Inputs and sources
When analyzing where bots retrieved data, Lokot and Diakopoulos found that most bots relied on either a single website or multiple websites. @TCEurope, for example, posts articles from TechCrunch Europe. Other, less common sources of data included databases and standalone tweets. @stopandfrisk draws on the NYCLU database of stop-and-frisk incidents and @clearcongress uses Congressional tweets.
The bots that Lokot and Diakopoulos gathered by searching on Google and Twitter tended to be commentary bots, or bots that add content to the original data source.
@DrunkBuzzfeed was one example highlighted. Here, the bot mixes parts of different BuzzFeed headlines together for entertainment purposes.
This Cringeworthy Video Crucial Things To Consider The Hashtag Symbol With Your Hands
— Drunk Buzzfeed (@DrunkBuzzfeed) April 13, 2015
The other bots analyzed by the authors – those gathered using the automated strategy – were more likely to be niche or topical bots. Niche bots catered to a beat not generally covered by the news media (e.g. Shakespeare) and topical bots focused on a specific subject area (e.g. politics or business).
Many of the bots that Lokot and Diakopoulos analyzed aggregated information across multiple sources, such as tweeting news stories from a variety of sources that mentioned a particular geographic area. Other bots rebroadcasted information from one source, such as Reddit, to Twitter.

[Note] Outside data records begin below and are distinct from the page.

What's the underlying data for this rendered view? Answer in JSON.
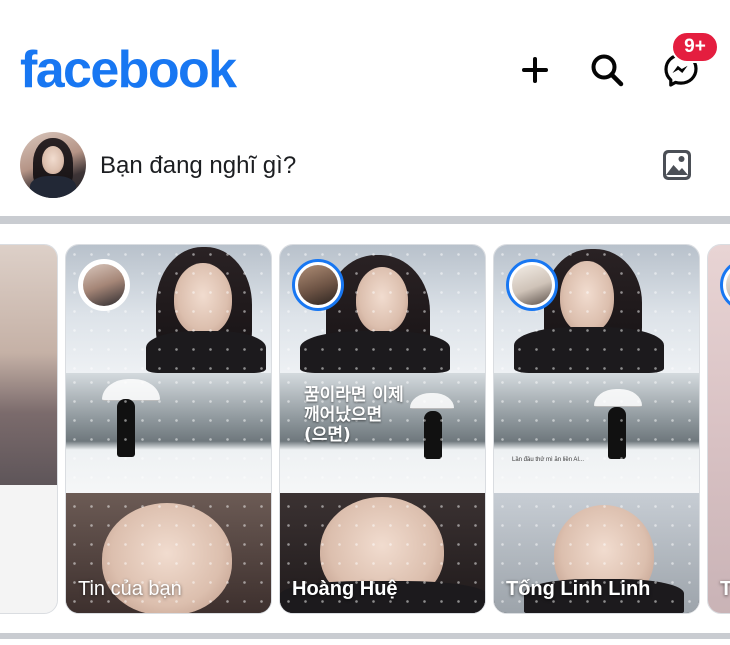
{
  "app": {
    "logo_text": "facebook",
    "brand_color": "#1877f2"
  },
  "header": {
    "actions": [
      {
        "name": "create",
        "icon": "plus-icon"
      },
      {
        "name": "search",
        "icon": "search-icon"
      },
      {
        "name": "messenger",
        "icon": "messenger-icon",
        "badge": "9+"
      }
    ],
    "badge_color": "#e41e3f"
  },
  "composer": {
    "placeholder": "Bạn đang nghĩ gì?",
    "photo_icon": "photo-icon"
  },
  "stories": [
    {
      "name": ""
    },
    {
      "name": "Tin của bạn",
      "is_own": true
    },
    {
      "name": "Hoàng Huệ",
      "overlay_text": "꿈이라면 이제\n깨어났으면\n(으면)"
    },
    {
      "name": "Tống Linh Linh",
      "caption": "Lần đầu thử mì ăn liền AI..."
    },
    {
      "name": "T"
    }
  ]
}
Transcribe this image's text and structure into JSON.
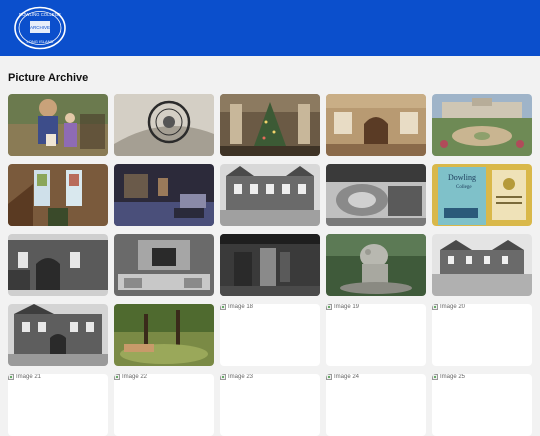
{
  "header": {
    "logo_top_text": "DOWLING COLLEGE",
    "logo_center_text": "ARCHIVE",
    "logo_bottom_text": "LONG ISLAND",
    "background": "#0b4fcc"
  },
  "page_title": "Picture Archive",
  "tiles": [
    {
      "alt": "",
      "broken": false
    },
    {
      "alt": "",
      "broken": false
    },
    {
      "alt": "",
      "broken": false
    },
    {
      "alt": "",
      "broken": false
    },
    {
      "alt": "",
      "broken": false
    },
    {
      "alt": "",
      "broken": false
    },
    {
      "alt": "",
      "broken": false
    },
    {
      "alt": "",
      "broken": false
    },
    {
      "alt": "",
      "broken": false
    },
    {
      "alt": "",
      "broken": false,
      "book_title": "Dowling",
      "book_subtitle": "College"
    },
    {
      "alt": "",
      "broken": false
    },
    {
      "alt": "",
      "broken": false
    },
    {
      "alt": "",
      "broken": false
    },
    {
      "alt": "",
      "broken": false
    },
    {
      "alt": "",
      "broken": false
    },
    {
      "alt": "",
      "broken": false
    },
    {
      "alt": "",
      "broken": false
    },
    {
      "alt": "Image 18",
      "broken": true
    },
    {
      "alt": "Image 19",
      "broken": true
    },
    {
      "alt": "Image 20",
      "broken": true
    },
    {
      "alt": "Image 21",
      "broken": true
    },
    {
      "alt": "Image 22",
      "broken": true
    },
    {
      "alt": "Image 23",
      "broken": true
    },
    {
      "alt": "Image 24",
      "broken": true
    },
    {
      "alt": "Image 25",
      "broken": true
    }
  ]
}
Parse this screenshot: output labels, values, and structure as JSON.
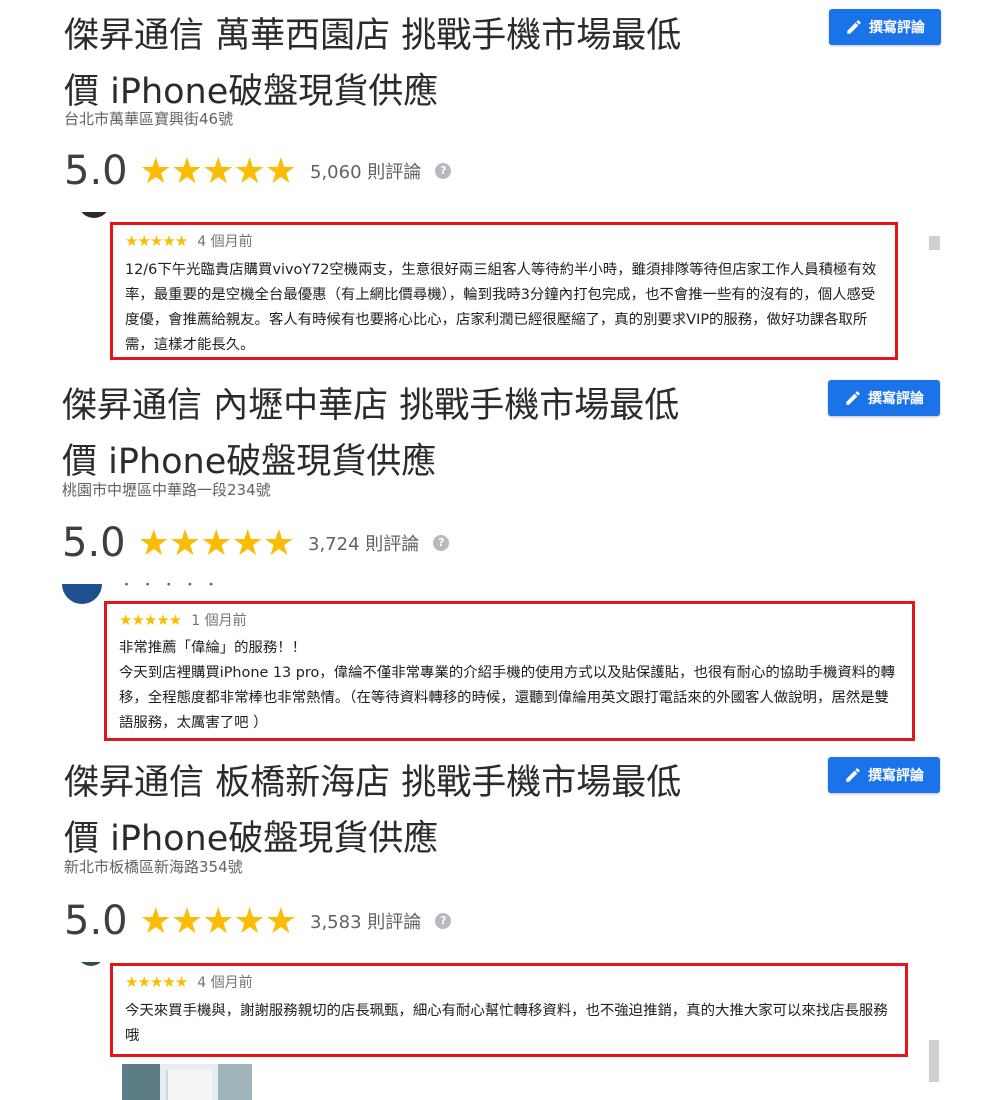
{
  "stores": [
    {
      "title_line1": "傑昇通信 萬華西園店 挑戰手機市場最低",
      "title_line2": "價 iPhone破盤現貨供應",
      "address": "台北市萬華區寶興街46號",
      "rating": "5.0",
      "stars": "★★★★★",
      "review_count": "5,060 則評論",
      "write_review_label": "撰寫評論",
      "review": {
        "stars": "★★★★★",
        "time": "4 個月前",
        "paragraphs": [
          "12/6下午光臨貴店購買vivoY72空機兩支，生意很好兩三組客人等待約半小時，雖須排隊等待但店家工作人員積極有效率，最重要的是空機全台最優惠（有上網比價尋機），輪到我時3分鐘內打包完成，也不會推一些有的沒有的，個人感受度優，會推薦給親友。客人有時候有也要將心比心，店家利潤已經很壓縮了，真的別要求VIP的服務，做好功課各取所需，這樣才能長久。"
        ]
      }
    },
    {
      "title_line1": "傑昇通信 內壢中華店 挑戰手機市場最低",
      "title_line2": "價 iPhone破盤現貨供應",
      "address": "桃園市中壢區中華路一段234號",
      "rating": "5.0",
      "stars": "★★★★★",
      "review_count": "3,724 則評論",
      "write_review_label": "撰寫評論",
      "review": {
        "stars": "★★★★★",
        "time": "1 個月前",
        "paragraphs": [
          "非常推薦「偉綸」的服務！！",
          "今天到店裡購買iPhone 13 pro，偉綸不僅非常專業的介紹手機的使用方式以及貼保護貼，也很有耐心的協助手機資料的轉移，全程態度都非常棒也非常熱情。（在等待資料轉移的時候，還聽到偉綸用英文跟打電話來的外國客人做說明，居然是雙語服務，太厲害了吧 ）"
        ]
      }
    },
    {
      "title_line1": "傑昇通信 板橋新海店 挑戰手機市場最低",
      "title_line2": "價 iPhone破盤現貨供應",
      "address": "新北市板橋區新海路354號",
      "rating": "5.0",
      "stars": "★★★★★",
      "review_count": "3,583 則評論",
      "write_review_label": "撰寫評論",
      "review": {
        "stars": "★★★★★",
        "time": "4 個月前",
        "paragraphs": [
          "今天來買手機與，謝謝服務親切的店長珮甄，細心有耐心幫忙轉移資料，也不強迫推銷，真的大推大家可以來找店長服務哦"
        ]
      }
    }
  ],
  "icons": {
    "write_review": "pencil-icon",
    "help": "question-icon"
  },
  "colors": {
    "star": "#fbbc04",
    "button": "#1a73e8",
    "highlight_border": "#e2141c"
  }
}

Lokot and Diakopoulos found fewer examples of bots that analyzed data or reacted to others. @Treasury_io was an interesting exception of a bot engaged in data analysis; the bot “processes data from a US Treasury database and turns useful bits of the daily reports into tweets.” The previously mentioned weather bot is an example of reacting to others – the bot replies to requests for forecast information.

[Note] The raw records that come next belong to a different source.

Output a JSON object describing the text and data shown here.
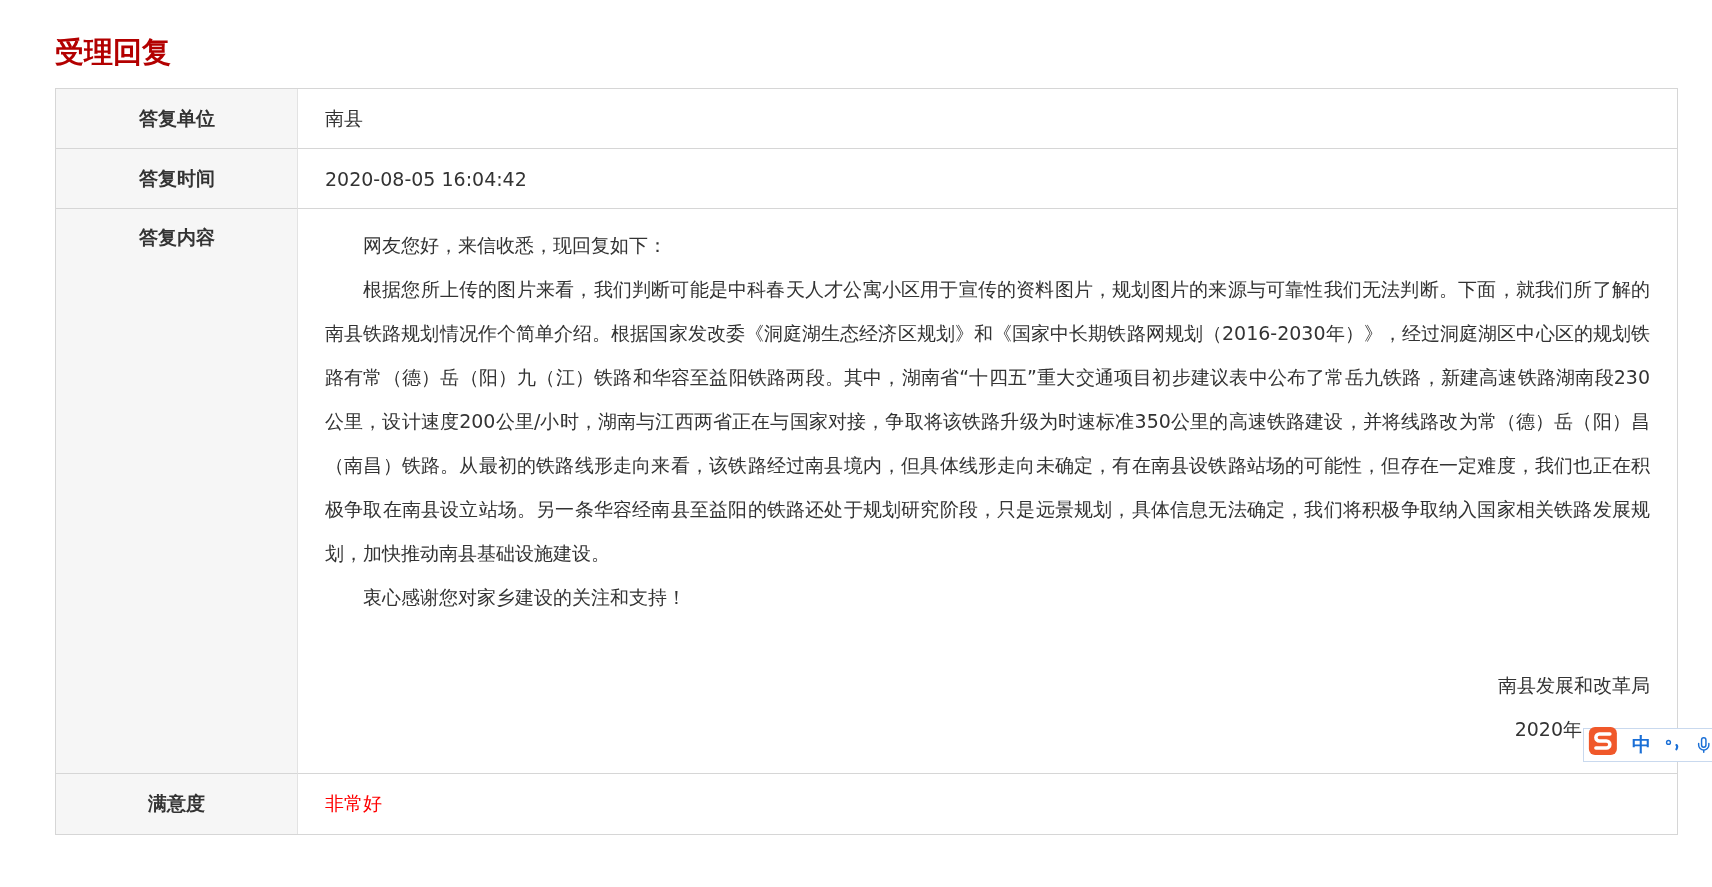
{
  "title": "受理回复",
  "rows": [
    {
      "kind": "text",
      "label": "答复单位",
      "value": "南县"
    },
    {
      "kind": "text",
      "label": "答复时间",
      "value": "2020-08-05 16:04:42"
    },
    {
      "kind": "letter",
      "label": "答复内容",
      "paragraphs": [
        "网友您好，来信收悉，现回复如下：",
        "根据您所上传的图片来看，我们判断可能是中科春天人才公寓小区用于宣传的资料图片，规划图片的来源与可靠性我们无法判断。下面，就我们所了解的南县铁路规划情况作个简单介绍。根据国家发改委《洞庭湖生态经济区规划》和《国家中长期铁路网规划（2016-2030年）》，经过洞庭湖区中心区的规划铁路有常（德）岳（阳）九（江）铁路和华容至益阳铁路两段。其中，湖南省“十四五”重大交通项目初步建议表中公布了常岳九铁路，新建高速铁路湖南段230公里，设计速度200公里/小时，湖南与江西两省正在与国家对接，争取将该铁路升级为时速标准350公里的高速铁路建设，并将线路改为常（德）岳（阳）昌（南昌）铁路。从最初的铁路线形走向来看，该铁路经过南县境内，但具体线形走向未确定，有在南县设铁路站场的可能性，但存在一定难度，我们也正在积极争取在南县设立站场。另一条华容经南县至益阳的铁路还处于规划研究阶段，只是远景规划，具体信息无法确定，我们将积极争取纳入国家相关铁路发展规划，加快推动南县基础设施建设。",
        "衷心感谢您对家乡建设的关注和支持！"
      ],
      "signature": "南县发展和改革局",
      "date": "2020年"
    },
    {
      "kind": "rating",
      "label": "满意度",
      "value": "非常好"
    }
  ],
  "ime_bar": {
    "mode": "中"
  }
}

Overwhelmingly, the purpose of the examined bots was to inform the public. Other functions that appeared less frequently included bots aiming to increase accountability, such as one that shared Congressional tweets mentioning firearms, and bots that aimed to surface breaking news content.
Lokot and Diakopoulos are careful to caution that their analysis does not cover all bots, because it’s not possible to survey the universe of news bots. Rather, their work serves as a snapshot of the variety of different types of bots from their sample. The strength of the project is the breadth of possibilities covered. News organizations will find the overview fertile ground for brainstorming on how they might start, or continue, experimenting with bots.
Scholars and news organizations interested in continuing this line of research could collaborate to analyze:
- How does the public perceive news bots? Do they recognize bots as automated content providers? Are they skeptical of content shared by a news bot? These questions can be answered by doing both survey and experimental work targeting Twitter users who may encounter bots. Some work has begun examining these questions; Clerwall (2014), for example, suggests that “the software-generated content is perceived as descriptive and boring, it is also considered to be objective.”
- How do news bots affect the bottom line? Does having several niche news bots increase traffic, or return visits, to a news organization’s website? By partnering with news organizations that are introducing a news bot, scholars could analyze any changes in their traffic figures over time.
- How does bot content differ from what a journalist would select? By comparing bot-generated content streams to hand-curated content, we could better understand the strengths and limitations of bot-curated news.
Tetyana Lokot & Nicholas Diakopoulos. (2015). News bots: Automating news and information dissemination on Twitter. Digital Journalism. doi: 10.1080/21670811.2015.1081822